→ Aim of the task
Among the lines of the records below, copy those that hold the word "JSON".

→ Input data
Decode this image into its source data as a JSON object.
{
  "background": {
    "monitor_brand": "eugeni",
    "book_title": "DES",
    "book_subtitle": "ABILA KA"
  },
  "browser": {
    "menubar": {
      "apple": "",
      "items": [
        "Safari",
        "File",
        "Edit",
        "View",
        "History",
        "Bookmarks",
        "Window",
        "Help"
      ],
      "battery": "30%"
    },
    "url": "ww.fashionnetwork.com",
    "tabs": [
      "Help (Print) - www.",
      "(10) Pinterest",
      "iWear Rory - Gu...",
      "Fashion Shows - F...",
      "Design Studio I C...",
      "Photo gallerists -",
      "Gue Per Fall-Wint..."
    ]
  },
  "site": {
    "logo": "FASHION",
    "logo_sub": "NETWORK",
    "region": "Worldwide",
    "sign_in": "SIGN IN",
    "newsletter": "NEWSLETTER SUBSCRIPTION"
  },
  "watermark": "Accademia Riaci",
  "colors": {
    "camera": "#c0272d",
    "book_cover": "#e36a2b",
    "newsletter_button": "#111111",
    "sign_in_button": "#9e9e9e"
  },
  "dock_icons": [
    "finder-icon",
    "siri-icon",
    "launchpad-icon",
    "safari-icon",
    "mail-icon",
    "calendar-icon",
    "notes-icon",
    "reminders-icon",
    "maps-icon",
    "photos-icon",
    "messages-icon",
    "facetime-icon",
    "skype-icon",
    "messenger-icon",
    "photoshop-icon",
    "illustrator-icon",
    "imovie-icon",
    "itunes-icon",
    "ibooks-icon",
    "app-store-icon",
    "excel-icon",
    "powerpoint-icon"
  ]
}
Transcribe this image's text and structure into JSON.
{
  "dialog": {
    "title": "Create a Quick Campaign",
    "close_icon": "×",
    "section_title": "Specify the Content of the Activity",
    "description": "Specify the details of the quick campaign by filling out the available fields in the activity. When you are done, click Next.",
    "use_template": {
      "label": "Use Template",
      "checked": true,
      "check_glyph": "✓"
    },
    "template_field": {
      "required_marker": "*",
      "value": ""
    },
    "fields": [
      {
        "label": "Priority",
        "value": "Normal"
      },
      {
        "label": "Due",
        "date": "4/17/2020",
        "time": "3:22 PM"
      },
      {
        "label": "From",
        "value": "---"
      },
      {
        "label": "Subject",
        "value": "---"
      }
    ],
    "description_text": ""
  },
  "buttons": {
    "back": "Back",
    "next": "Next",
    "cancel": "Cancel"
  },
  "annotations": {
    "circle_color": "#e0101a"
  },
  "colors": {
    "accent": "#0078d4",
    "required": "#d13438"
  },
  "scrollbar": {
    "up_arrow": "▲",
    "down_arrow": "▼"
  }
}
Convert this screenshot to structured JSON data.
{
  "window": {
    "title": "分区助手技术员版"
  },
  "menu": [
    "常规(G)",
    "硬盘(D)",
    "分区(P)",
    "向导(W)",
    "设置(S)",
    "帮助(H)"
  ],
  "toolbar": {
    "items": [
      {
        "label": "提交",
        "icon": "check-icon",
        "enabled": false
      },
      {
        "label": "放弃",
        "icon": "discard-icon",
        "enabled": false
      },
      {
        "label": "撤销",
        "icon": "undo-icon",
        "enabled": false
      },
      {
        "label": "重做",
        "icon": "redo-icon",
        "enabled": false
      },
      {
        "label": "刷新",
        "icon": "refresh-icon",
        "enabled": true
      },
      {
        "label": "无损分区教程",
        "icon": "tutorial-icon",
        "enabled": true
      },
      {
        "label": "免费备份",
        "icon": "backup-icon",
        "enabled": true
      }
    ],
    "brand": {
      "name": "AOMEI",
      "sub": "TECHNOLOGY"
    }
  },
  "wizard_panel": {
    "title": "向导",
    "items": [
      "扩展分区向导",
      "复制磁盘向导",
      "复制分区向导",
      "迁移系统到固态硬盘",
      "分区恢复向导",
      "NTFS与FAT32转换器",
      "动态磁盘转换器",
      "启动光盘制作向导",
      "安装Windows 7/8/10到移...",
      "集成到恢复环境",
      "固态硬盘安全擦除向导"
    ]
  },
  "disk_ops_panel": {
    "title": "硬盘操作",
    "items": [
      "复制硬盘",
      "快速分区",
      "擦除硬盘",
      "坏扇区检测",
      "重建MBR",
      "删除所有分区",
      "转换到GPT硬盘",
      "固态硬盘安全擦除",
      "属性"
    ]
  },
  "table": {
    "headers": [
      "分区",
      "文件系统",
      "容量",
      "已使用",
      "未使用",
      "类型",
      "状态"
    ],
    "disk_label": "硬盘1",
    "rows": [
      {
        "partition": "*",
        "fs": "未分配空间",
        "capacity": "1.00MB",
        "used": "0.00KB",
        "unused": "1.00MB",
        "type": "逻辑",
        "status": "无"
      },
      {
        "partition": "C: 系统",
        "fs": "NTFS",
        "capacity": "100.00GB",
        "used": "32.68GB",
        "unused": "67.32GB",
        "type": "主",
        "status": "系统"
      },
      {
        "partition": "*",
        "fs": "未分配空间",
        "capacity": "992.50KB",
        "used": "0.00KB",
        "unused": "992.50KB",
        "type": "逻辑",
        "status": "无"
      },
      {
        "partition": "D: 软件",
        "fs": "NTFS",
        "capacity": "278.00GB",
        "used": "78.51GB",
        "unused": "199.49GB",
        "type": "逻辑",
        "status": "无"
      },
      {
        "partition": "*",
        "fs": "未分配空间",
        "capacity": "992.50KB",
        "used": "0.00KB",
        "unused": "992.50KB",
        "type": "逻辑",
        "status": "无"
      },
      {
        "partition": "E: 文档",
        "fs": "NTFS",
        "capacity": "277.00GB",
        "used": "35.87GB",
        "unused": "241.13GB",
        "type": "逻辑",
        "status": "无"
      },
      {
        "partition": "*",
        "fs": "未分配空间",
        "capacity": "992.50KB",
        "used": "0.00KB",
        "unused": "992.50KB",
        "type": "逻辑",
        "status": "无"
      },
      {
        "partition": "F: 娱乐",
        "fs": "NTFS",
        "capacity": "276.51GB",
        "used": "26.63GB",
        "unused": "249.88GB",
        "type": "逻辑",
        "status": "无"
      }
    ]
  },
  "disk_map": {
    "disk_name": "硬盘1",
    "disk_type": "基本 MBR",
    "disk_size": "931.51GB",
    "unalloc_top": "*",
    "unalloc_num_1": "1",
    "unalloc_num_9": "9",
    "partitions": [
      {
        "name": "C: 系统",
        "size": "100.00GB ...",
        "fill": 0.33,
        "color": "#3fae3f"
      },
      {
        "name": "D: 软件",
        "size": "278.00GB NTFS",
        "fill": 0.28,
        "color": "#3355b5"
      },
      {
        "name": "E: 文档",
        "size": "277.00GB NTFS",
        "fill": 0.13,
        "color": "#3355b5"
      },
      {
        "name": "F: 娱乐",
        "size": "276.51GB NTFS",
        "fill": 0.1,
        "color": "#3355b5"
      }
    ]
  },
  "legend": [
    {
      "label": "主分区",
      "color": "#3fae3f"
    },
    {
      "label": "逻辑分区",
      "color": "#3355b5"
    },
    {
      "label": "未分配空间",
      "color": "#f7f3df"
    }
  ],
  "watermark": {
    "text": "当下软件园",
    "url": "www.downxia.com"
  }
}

→ Task result
Decode this image into its source data as a JSON object.
Transcribe this image's text and structure into JSON.
Convert this screenshot to structured JSON data.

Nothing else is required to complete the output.